[Extracted data entries]

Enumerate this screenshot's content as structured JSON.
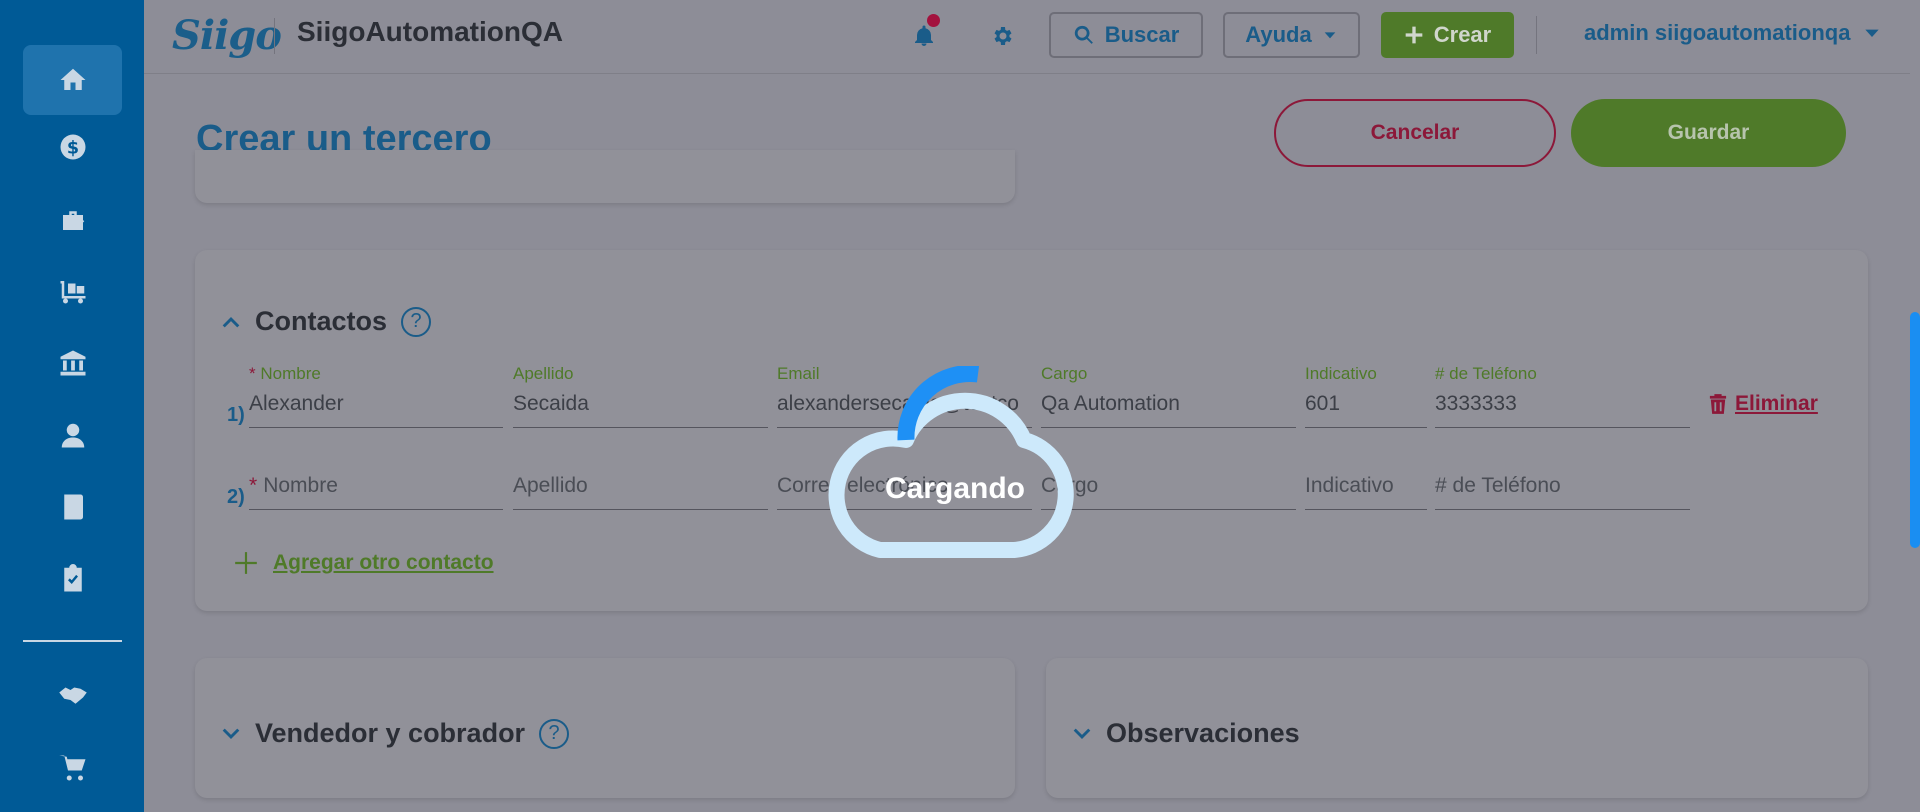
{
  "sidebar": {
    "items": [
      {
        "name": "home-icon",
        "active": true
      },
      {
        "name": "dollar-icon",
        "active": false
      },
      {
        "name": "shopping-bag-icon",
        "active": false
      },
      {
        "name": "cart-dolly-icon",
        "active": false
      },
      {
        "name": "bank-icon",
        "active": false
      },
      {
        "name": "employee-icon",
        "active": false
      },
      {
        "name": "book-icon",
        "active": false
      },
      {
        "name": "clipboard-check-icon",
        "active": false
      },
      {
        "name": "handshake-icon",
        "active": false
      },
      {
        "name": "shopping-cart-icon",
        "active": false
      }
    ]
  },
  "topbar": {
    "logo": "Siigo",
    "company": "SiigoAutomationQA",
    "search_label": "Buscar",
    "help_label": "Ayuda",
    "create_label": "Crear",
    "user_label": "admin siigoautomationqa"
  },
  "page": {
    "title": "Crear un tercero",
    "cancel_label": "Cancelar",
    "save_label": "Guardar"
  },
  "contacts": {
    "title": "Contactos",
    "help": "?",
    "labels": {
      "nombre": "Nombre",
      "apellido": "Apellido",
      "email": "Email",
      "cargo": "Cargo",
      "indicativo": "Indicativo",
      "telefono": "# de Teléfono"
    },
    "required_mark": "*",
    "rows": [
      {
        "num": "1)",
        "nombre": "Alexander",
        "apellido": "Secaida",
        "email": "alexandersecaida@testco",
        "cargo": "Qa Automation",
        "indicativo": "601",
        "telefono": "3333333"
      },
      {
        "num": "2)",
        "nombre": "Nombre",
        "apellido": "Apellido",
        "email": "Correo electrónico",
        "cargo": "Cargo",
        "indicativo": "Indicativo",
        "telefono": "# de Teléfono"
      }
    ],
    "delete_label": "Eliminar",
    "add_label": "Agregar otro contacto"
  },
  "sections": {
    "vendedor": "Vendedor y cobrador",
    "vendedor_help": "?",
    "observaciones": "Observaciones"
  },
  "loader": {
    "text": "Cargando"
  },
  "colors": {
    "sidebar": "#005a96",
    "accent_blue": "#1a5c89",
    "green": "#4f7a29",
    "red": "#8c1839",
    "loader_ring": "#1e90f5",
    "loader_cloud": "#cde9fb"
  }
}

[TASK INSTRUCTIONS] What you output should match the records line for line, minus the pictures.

[ANSWER TO THIS TASK]
Enumerate this screenshot's content as structured JSON.
{
  "sidebar": {
    "items": [
      {
        "name": "home-icon",
        "active": true
      },
      {
        "name": "dollar-icon",
        "active": false
      },
      {
        "name": "shopping-bag-icon",
        "active": false
      },
      {
        "name": "cart-dolly-icon",
        "active": false
      },
      {
        "name": "bank-icon",
        "active": false
      },
      {
        "name": "employee-icon",
        "active": false
      },
      {
        "name": "book-icon",
        "active": false
      },
      {
        "name": "clipboard-check-icon",
        "active": false
      },
      {
        "name": "handshake-icon",
        "active": false
      },
      {
        "name": "shopping-cart-icon",
        "active": false
      }
    ]
  },
  "topbar": {
    "logo": "Siigo",
    "company": "SiigoAutomationQA",
    "search_label": "Buscar",
    "help_label": "Ayuda",
    "create_label": "Crear",
    "user_label": "admin siigoautomationqa"
  },
  "page": {
    "title": "Crear un tercero",
    "cancel_label": "Cancelar",
    "save_label": "Guardar"
  },
  "contacts": {
    "title": "Contactos",
    "help": "?",
    "labels": {
      "nombre": "Nombre",
      "apellido": "Apellido",
      "email": "Email",
      "cargo": "Cargo",
      "indicativo": "Indicativo",
      "telefono": "# de Teléfono"
    },
    "required_mark": "*",
    "rows": [
      {
        "num": "1)",
        "nombre": "Alexander",
        "apellido": "Secaida",
        "email": "alexandersecaida@testco",
        "cargo": "Qa Automation",
        "indicativo": "601",
        "telefono": "3333333"
      },
      {
        "num": "2)",
        "nombre": "Nombre",
        "apellido": "Apellido",
        "email": "Correo electrónico",
        "cargo": "Cargo",
        "indicativo": "Indicativo",
        "telefono": "# de Teléfono"
      }
    ],
    "delete_label": "Eliminar",
    "add_label": "Agregar otro contacto"
  },
  "sections": {
    "vendedor": "Vendedor y cobrador",
    "vendedor_help": "?",
    "observaciones": "Observaciones"
  },
  "loader": {
    "text": "Cargando"
  },
  "colors": {
    "sidebar": "#005a96",
    "accent_blue": "#1a5c89",
    "green": "#4f7a29",
    "red": "#8c1839",
    "loader_ring": "#1e90f5",
    "loader_cloud": "#cde9fb"
  }
}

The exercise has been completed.